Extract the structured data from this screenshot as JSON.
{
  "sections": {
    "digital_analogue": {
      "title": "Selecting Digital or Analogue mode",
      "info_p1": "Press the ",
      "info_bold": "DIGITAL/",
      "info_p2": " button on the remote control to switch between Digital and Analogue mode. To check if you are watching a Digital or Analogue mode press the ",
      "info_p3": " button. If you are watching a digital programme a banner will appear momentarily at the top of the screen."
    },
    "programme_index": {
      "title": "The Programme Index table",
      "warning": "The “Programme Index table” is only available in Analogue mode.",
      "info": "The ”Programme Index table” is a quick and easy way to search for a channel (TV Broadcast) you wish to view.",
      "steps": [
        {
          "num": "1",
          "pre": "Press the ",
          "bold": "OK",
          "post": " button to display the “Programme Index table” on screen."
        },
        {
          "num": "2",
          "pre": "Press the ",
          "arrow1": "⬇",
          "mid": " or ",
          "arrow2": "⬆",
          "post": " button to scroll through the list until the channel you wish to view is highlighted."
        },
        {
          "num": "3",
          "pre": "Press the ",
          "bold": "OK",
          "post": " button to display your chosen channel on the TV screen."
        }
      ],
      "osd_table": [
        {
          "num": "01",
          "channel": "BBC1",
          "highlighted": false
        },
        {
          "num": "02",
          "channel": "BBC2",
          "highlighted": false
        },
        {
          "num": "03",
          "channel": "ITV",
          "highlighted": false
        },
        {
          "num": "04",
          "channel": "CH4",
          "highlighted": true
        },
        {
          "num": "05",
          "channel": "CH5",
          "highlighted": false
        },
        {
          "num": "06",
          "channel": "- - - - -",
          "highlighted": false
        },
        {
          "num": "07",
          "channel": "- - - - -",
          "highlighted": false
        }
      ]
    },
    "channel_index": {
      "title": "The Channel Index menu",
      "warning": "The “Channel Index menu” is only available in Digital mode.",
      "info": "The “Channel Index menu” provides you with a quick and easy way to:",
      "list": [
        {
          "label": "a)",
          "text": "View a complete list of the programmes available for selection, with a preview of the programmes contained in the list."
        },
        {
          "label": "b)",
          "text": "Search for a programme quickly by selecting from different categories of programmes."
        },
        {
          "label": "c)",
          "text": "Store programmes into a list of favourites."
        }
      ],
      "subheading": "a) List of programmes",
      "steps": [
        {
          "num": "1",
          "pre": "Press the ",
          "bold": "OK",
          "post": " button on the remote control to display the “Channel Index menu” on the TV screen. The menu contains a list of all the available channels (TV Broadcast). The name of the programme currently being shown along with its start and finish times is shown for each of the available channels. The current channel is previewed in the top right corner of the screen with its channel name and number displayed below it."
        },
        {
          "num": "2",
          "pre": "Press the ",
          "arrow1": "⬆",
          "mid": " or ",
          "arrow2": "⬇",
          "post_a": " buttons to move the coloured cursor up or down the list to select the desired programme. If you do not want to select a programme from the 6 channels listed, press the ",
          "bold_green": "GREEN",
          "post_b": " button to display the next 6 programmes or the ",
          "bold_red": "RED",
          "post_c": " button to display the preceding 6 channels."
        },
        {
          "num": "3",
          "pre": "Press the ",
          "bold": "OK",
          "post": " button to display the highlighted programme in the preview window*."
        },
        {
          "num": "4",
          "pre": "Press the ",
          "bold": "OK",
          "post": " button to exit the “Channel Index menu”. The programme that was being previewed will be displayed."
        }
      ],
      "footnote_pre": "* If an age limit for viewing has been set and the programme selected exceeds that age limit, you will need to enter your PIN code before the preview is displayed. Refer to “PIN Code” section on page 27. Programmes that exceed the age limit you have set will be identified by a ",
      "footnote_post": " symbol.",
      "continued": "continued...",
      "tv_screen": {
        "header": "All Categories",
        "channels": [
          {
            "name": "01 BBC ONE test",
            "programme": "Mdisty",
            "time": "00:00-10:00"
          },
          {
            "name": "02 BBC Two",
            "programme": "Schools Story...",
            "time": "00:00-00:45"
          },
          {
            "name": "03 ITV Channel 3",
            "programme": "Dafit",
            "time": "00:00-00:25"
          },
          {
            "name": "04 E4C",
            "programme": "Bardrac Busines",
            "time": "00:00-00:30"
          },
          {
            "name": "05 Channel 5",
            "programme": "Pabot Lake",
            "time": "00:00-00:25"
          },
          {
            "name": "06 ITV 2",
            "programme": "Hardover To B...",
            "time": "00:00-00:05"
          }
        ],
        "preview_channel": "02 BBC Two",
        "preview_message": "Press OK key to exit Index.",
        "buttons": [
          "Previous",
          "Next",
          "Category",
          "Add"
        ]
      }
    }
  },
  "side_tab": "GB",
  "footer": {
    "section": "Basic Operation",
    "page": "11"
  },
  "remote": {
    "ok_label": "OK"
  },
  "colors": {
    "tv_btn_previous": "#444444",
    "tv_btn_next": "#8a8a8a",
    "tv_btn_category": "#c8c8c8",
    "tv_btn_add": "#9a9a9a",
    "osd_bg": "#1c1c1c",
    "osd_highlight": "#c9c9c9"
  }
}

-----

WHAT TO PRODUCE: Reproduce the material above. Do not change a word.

RESPONSE AREA:
Extract the structured data from this screenshot as JSON.
{
  "sections": {
    "digital_analogue": {
      "title": "Selecting Digital or Analogue mode",
      "info_p1": "Press the ",
      "info_bold": "DIGITAL/",
      "info_p2": " button on the remote control to switch between Digital and Analogue mode. To check if you are watching a Digital or Analogue mode press the ",
      "info_p3": " button. If you are watching a digital programme a banner will appear momentarily at the top of the screen."
    },
    "programme_index": {
      "title": "The Programme Index table",
      "warning": "The “Programme Index table” is only available in Analogue mode.",
      "info": "The ”Programme Index table” is a quick and easy way to search for a channel (TV Broadcast) you wish to view.",
      "steps": [
        {
          "num": "1",
          "pre": "Press the ",
          "bold": "OK",
          "post": " button to display the “Programme Index table” on screen."
        },
        {
          "num": "2",
          "pre": "Press the ",
          "arrow1": "⬇",
          "mid": " or ",
          "arrow2": "⬆",
          "post": " button to scroll through the list until the channel you wish to view is highlighted."
        },
        {
          "num": "3",
          "pre": "Press the ",
          "bold": "OK",
          "post": " button to display your chosen channel on the TV screen."
        }
      ],
      "osd_table": [
        {
          "num": "01",
          "channel": "BBC1",
          "highlighted": false
        },
        {
          "num": "02",
          "channel": "BBC2",
          "highlighted": false
        },
        {
          "num": "03",
          "channel": "ITV",
          "highlighted": false
        },
        {
          "num": "04",
          "channel": "CH4",
          "highlighted": true
        },
        {
          "num": "05",
          "channel": "CH5",
          "highlighted": false
        },
        {
          "num": "06",
          "channel": "- - - - -",
          "highlighted": false
        },
        {
          "num": "07",
          "channel": "- - - - -",
          "highlighted": false
        }
      ]
    },
    "channel_index": {
      "title": "The Channel Index menu",
      "warning": "The “Channel Index menu” is only available in Digital mode.",
      "info": "The “Channel Index menu” provides you with a quick and easy way to:",
      "list": [
        {
          "label": "a)",
          "text": "View a complete list of the programmes available for selection, with a preview of the programmes contained in the list."
        },
        {
          "label": "b)",
          "text": "Search for a programme quickly by selecting from different categories of programmes."
        },
        {
          "label": "c)",
          "text": "Store programmes into a list of favourites."
        }
      ],
      "subheading": "a) List of programmes",
      "steps": [
        {
          "num": "1",
          "pre": "Press the ",
          "bold": "OK",
          "post": " button on the remote control to display the “Channel Index menu” on the TV screen. The menu contains a list of all the available channels (TV Broadcast). The name of the programme currently being shown along with its start and finish times is shown for each of the available channels. The current channel is previewed in the top right corner of the screen with its channel name and number displayed below it."
        },
        {
          "num": "2",
          "pre": "Press the ",
          "arrow1": "⬆",
          "mid": " or ",
          "arrow2": "⬇",
          "post_a": " buttons to move the coloured cursor up or down the list to select the desired programme. If you do not want to select a programme from the 6 channels listed, press the ",
          "bold_green": "GREEN",
          "post_b": " button to display the next 6 programmes or the ",
          "bold_red": "RED",
          "post_c": " button to display the preceding 6 channels."
        },
        {
          "num": "3",
          "pre": "Press the ",
          "bold": "OK",
          "post": " button to display the highlighted programme in the preview window*."
        },
        {
          "num": "4",
          "pre": "Press the ",
          "bold": "OK",
          "post": " button to exit the “Channel Index menu”. The programme that was being previewed will be displayed."
        }
      ],
      "footnote_pre": "* If an age limit for viewing has been set and the programme selected exceeds that age limit, you will need to enter your PIN code before the preview is displayed. Refer to “PIN Code” section on page 27. Programmes that exceed the age limit you have set will be identified by a ",
      "footnote_post": " symbol.",
      "continued": "continued...",
      "tv_screen": {
        "header": "All Categories",
        "channels": [
          {
            "name": "01 BBC ONE test",
            "programme": "Mdisty",
            "time": "00:00-10:00"
          },
          {
            "name": "02 BBC Two",
            "programme": "Schools Story...",
            "time": "00:00-00:45"
          },
          {
            "name": "03 ITV Channel 3",
            "programme": "Dafit",
            "time": "00:00-00:25"
          },
          {
            "name": "04 E4C",
            "programme": "Bardrac Busines",
            "time": "00:00-00:30"
          },
          {
            "name": "05 Channel 5",
            "programme": "Pabot Lake",
            "time": "00:00-00:25"
          },
          {
            "name": "06 ITV 2",
            "programme": "Hardover To B...",
            "time": "00:00-00:05"
          }
        ],
        "preview_channel": "02 BBC Two",
        "preview_message": "Press OK key to exit Index.",
        "buttons": [
          "Previous",
          "Next",
          "Category",
          "Add"
        ]
      }
    }
  },
  "side_tab": "GB",
  "footer": {
    "section": "Basic Operation",
    "page": "11"
  },
  "remote": {
    "ok_label": "OK"
  },
  "colors": {
    "tv_btn_previous": "#444444",
    "tv_btn_next": "#8a8a8a",
    "tv_btn_category": "#c8c8c8",
    "tv_btn_add": "#9a9a9a",
    "osd_bg": "#1c1c1c",
    "osd_highlight": "#c9c9c9"
  }
}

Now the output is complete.